Go through the entries below line by line and count those containing "label"; the answer is that count alone.

*-*-*

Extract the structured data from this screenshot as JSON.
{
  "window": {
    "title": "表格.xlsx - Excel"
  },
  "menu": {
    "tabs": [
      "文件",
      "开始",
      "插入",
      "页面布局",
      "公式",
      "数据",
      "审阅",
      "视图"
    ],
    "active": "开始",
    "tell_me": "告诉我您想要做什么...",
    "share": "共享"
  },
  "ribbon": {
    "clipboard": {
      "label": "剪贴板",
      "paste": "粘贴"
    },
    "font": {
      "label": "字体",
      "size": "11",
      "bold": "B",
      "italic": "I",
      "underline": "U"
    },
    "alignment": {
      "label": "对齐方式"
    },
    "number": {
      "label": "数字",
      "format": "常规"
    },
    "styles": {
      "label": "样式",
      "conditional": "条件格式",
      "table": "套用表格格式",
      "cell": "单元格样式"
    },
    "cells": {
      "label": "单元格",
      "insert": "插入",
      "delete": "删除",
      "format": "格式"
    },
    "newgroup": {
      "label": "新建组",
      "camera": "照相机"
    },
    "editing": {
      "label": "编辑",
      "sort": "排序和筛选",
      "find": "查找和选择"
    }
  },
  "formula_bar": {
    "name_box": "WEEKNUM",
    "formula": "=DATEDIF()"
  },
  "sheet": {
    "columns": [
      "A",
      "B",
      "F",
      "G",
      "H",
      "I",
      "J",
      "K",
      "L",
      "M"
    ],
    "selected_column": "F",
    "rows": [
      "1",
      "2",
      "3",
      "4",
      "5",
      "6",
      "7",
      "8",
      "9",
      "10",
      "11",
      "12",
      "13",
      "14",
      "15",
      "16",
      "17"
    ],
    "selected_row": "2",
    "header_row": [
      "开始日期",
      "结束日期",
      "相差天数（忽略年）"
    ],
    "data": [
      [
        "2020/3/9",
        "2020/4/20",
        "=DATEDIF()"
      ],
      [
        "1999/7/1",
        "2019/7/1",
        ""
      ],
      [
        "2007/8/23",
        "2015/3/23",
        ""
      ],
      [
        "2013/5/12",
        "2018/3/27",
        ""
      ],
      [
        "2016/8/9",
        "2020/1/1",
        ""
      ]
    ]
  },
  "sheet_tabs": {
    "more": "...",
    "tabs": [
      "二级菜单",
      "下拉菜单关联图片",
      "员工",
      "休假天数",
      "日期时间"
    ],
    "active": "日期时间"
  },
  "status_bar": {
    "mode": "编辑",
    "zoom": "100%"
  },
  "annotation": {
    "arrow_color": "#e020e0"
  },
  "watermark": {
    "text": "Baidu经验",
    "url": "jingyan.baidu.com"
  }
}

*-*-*

Response area:
8